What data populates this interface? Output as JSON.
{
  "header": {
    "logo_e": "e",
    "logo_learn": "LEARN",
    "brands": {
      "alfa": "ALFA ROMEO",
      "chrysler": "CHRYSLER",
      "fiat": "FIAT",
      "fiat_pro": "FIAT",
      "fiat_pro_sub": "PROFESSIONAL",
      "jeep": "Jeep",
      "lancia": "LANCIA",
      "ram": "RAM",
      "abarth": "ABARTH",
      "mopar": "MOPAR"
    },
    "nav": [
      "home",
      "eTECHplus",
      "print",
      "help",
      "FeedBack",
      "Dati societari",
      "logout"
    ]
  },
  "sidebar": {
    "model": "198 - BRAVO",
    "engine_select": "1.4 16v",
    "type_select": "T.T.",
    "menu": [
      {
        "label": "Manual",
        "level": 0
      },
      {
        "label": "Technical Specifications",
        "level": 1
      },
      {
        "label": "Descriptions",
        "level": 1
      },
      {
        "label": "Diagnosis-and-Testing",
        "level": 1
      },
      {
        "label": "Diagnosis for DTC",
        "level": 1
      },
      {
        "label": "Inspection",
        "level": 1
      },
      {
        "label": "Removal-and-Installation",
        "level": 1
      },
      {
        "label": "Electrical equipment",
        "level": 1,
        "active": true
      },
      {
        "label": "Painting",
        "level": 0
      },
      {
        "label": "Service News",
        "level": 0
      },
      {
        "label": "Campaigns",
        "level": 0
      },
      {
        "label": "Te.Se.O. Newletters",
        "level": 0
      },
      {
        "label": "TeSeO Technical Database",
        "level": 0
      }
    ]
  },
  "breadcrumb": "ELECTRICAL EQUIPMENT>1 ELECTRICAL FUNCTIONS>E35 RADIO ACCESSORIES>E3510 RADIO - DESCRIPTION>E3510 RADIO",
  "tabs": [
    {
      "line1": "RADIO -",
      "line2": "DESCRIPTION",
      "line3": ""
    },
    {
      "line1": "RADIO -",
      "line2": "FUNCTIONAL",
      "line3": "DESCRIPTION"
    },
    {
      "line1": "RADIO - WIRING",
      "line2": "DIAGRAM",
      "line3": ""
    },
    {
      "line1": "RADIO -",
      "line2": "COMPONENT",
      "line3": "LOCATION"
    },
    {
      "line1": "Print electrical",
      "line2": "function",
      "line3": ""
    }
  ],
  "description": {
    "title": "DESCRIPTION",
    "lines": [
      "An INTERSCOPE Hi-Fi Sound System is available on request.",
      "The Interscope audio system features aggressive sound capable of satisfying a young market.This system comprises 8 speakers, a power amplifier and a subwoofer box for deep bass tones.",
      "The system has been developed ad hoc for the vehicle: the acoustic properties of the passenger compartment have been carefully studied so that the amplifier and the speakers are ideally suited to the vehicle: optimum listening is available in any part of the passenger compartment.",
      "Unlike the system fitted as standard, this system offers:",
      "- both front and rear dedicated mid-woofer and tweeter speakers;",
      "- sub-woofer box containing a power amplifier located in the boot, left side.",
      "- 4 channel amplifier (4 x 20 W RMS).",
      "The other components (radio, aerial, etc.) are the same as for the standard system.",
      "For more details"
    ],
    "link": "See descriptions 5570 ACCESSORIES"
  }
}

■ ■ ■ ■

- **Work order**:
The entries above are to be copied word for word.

- **Your response**:
What data populates this interface? Output as JSON.
{
  "header": {
    "logo_e": "e",
    "logo_learn": "LEARN",
    "brands": {
      "alfa": "ALFA ROMEO",
      "chrysler": "CHRYSLER",
      "fiat": "FIAT",
      "fiat_pro": "FIAT",
      "fiat_pro_sub": "PROFESSIONAL",
      "jeep": "Jeep",
      "lancia": "LANCIA",
      "ram": "RAM",
      "abarth": "ABARTH",
      "mopar": "MOPAR"
    },
    "nav": [
      "home",
      "eTECHplus",
      "print",
      "help",
      "FeedBack",
      "Dati societari",
      "logout"
    ]
  },
  "sidebar": {
    "model": "198 - BRAVO",
    "engine_select": "1.4 16v",
    "type_select": "T.T.",
    "menu": [
      {
        "label": "Manual",
        "level": 0
      },
      {
        "label": "Technical Specifications",
        "level": 1
      },
      {
        "label": "Descriptions",
        "level": 1
      },
      {
        "label": "Diagnosis-and-Testing",
        "level": 1
      },
      {
        "label": "Diagnosis for DTC",
        "level": 1
      },
      {
        "label": "Inspection",
        "level": 1
      },
      {
        "label": "Removal-and-Installation",
        "level": 1
      },
      {
        "label": "Electrical equipment",
        "level": 1,
        "active": true
      },
      {
        "label": "Painting",
        "level": 0
      },
      {
        "label": "Service News",
        "level": 0
      },
      {
        "label": "Campaigns",
        "level": 0
      },
      {
        "label": "Te.Se.O. Newletters",
        "level": 0
      },
      {
        "label": "TeSeO Technical Database",
        "level": 0
      }
    ]
  },
  "breadcrumb": "ELECTRICAL EQUIPMENT>1 ELECTRICAL FUNCTIONS>E35 RADIO ACCESSORIES>E3510 RADIO - DESCRIPTION>E3510 RADIO",
  "tabs": [
    {
      "line1": "RADIO -",
      "line2": "DESCRIPTION",
      "line3": ""
    },
    {
      "line1": "RADIO -",
      "line2": "FUNCTIONAL",
      "line3": "DESCRIPTION"
    },
    {
      "line1": "RADIO - WIRING",
      "line2": "DIAGRAM",
      "line3": ""
    },
    {
      "line1": "RADIO -",
      "line2": "COMPONENT",
      "line3": "LOCATION"
    },
    {
      "line1": "Print electrical",
      "line2": "function",
      "line3": ""
    }
  ],
  "description": {
    "title": "DESCRIPTION",
    "lines": [
      "An INTERSCOPE Hi-Fi Sound System is available on request.",
      "The Interscope audio system features aggressive sound capable of satisfying a young market.This system comprises 8 speakers, a power amplifier and a subwoofer box for deep bass tones.",
      "The system has been developed ad hoc for the vehicle: the acoustic properties of the passenger compartment have been carefully studied so that the amplifier and the speakers are ideally suited to the vehicle: optimum listening is available in any part of the passenger compartment.",
      "Unlike the system fitted as standard, this system offers:",
      "- both front and rear dedicated mid-woofer and tweeter speakers;",
      "- sub-woofer box containing a power amplifier located in the boot, left side.",
      "- 4 channel amplifier (4 x 20 W RMS).",
      "The other components (radio, aerial, etc.) are the same as for the standard system.",
      "For more details"
    ],
    "link": "See descriptions 5570 ACCESSORIES"
  }
}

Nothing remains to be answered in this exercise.